“So the goal of BlackLivesMatter is to divide people?”
“Okay, you’re simplifying what I’m saying,” Aaron sighed. “That’s not my point.”
“Then what is your point?” I asked. “I’m trying to understand where you’re coming from.” I believed I had a pretty good idea of what he was getting at. To some of my white friends and family members, the outrage erupting throughout the country in recent years was a very rude awakening from their post-racial dreams. Like me, they passed through those same slim chapters on Harriet Tubman and the Underground Railroad and Martin Luther King Jr. and the Civil Rights Movement without even the slightest notion that these figures were radicals. Surely Tubman evaded the dogs, rifles, and threats of lynching while being polite; surely MLK scheduled protests in accordance with white schedules. So often in America we tout ourselves as rebels without ever questioning what that means, it’s simply an inherent virtue.

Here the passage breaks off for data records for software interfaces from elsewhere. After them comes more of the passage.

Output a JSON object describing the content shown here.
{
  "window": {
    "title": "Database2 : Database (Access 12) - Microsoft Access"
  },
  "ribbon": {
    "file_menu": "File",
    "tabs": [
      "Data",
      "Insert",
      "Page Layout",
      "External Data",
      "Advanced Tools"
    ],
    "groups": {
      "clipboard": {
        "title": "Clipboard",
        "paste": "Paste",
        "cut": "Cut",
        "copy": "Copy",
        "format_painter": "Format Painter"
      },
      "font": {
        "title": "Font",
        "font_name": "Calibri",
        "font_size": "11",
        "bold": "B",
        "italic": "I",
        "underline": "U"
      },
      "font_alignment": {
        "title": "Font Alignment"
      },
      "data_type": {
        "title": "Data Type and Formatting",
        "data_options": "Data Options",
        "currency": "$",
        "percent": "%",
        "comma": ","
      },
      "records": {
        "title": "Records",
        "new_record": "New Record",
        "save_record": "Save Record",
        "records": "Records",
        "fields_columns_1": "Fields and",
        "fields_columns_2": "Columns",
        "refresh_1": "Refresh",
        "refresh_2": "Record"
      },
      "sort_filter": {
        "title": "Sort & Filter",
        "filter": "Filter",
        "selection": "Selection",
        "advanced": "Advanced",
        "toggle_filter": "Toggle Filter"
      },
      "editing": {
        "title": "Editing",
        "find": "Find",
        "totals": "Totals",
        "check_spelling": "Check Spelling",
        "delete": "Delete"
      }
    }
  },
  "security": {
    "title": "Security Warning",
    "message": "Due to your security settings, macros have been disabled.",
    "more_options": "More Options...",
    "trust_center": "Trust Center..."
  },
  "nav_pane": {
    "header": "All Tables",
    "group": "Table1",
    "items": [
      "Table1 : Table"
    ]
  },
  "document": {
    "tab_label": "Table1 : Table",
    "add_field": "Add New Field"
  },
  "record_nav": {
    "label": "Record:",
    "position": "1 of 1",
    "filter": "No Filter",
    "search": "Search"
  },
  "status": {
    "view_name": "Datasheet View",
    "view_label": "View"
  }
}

“What I mean,” Aaron said, “is that we live in a very divided time and that the focus of these equality groups should be to bring people together. They’re driving a wedge between people, and the news and media feed off of it.”
“It started with the news?” I asked, laughing. “Do you think things aren’t that bad?”
“I think isolated incidents with the police and the actions of a few racists don’t justify the anger. I have a diverse group of friends, some of whom are black or Hispanic, and they’re not angry; they’re not rioting whenever the news reports a police altercation.”
I couldn’t hold back a laugh. “You’re saying that because your minority friends aren’t upset, no one else should be?”
“You’re doing it again,” said Aaron vexed. “I’m saying that the media and certain groups want to piss people off and they want to divide us.”
“What is this ‘us‘ you keep referring to? Who makes up that group?”
“Americans,” he said.